The results of my study were very similar to what had been presented in previous literature (Carlson et al, 1997; Weksberg et al, 2007). Concerning cognition and psychiatry there were little to no differences between those with the smaller 1.5 Mb deletion and those with the larger 3 Mb deletion. Perhaps indicating that it is genes within the 1.5Mb deletion that drive the psychiatric phenotype of 22q11.2 DS. However, the sample size and the statistical power for my analysis was low. My project can act as a pilot study for potential future studies that may have a longer period of time to recruit participants.
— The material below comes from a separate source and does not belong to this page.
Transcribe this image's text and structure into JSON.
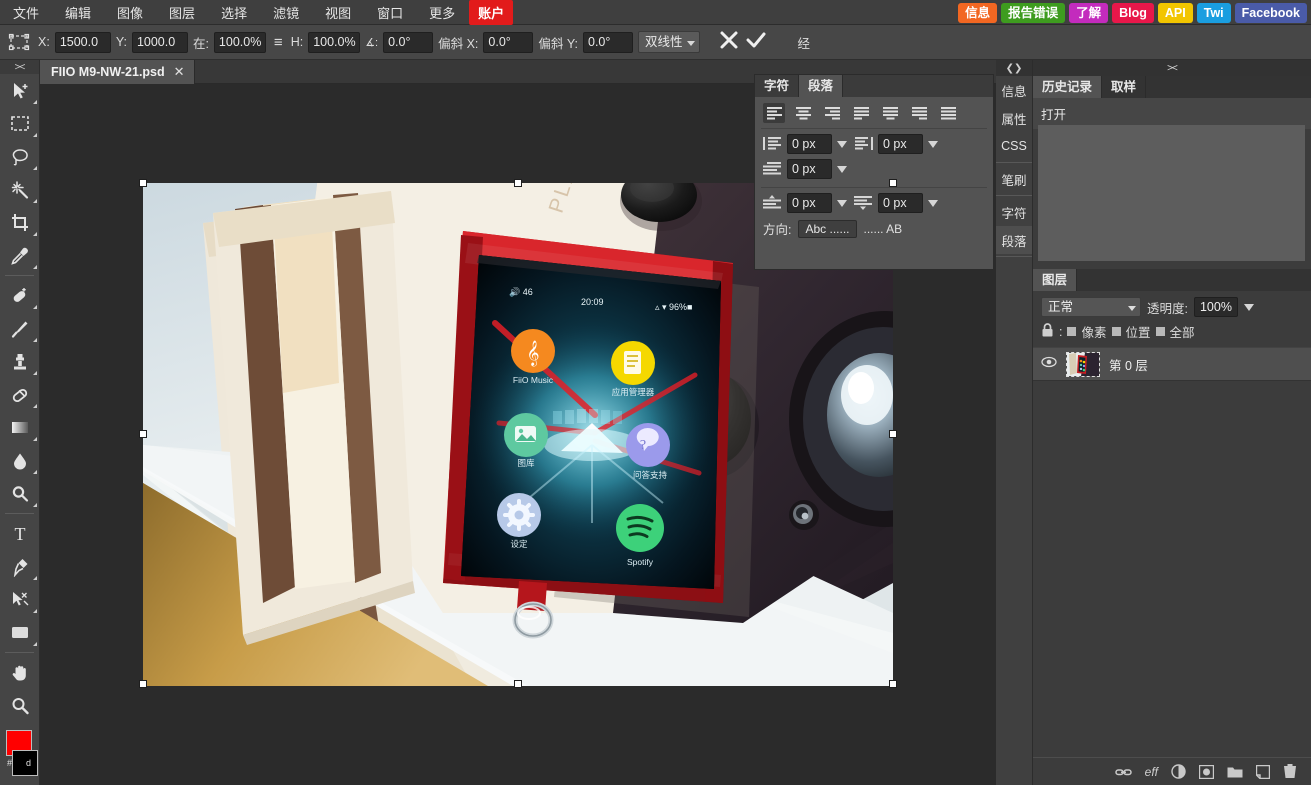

My interests in mental health and research involving it has definitely increased over the past year and I do feel that the CUROP project is vital for undergraduates who are curious and want to find out more about what research is like.

Samuel Chawner

It has been a pleasure to work with Chloe over the summer. CUROP is a great scheme that connects researchers in the university to motivated undergraduates keen to experience research.

I am a Research Associate within the MRC Centre for Neuropsychiatric Genetics & Genomics. My research focuses on the development of children at genomic risk for psychiatric disorder. I conducted my PhD on 22q11.2 DS, so it was great to have an opportunity to pass on my knowledge to a new student. 22q11.2 DS does not have much public awareness yet it is one of the most common genetic syndromes after Downs Syndrome. I think it is important that students learn about 22q11.2 DS early in their biomedical research careers. 22q11.2 DS is also one of the strongest known risk factors for schizophrenia development. Research in this area offers a rare opportunity to understand the aetiology underlying schizophrenia development.


The team is always keen to hear from motivated students who want to experience research. Please contact Samuel for more information.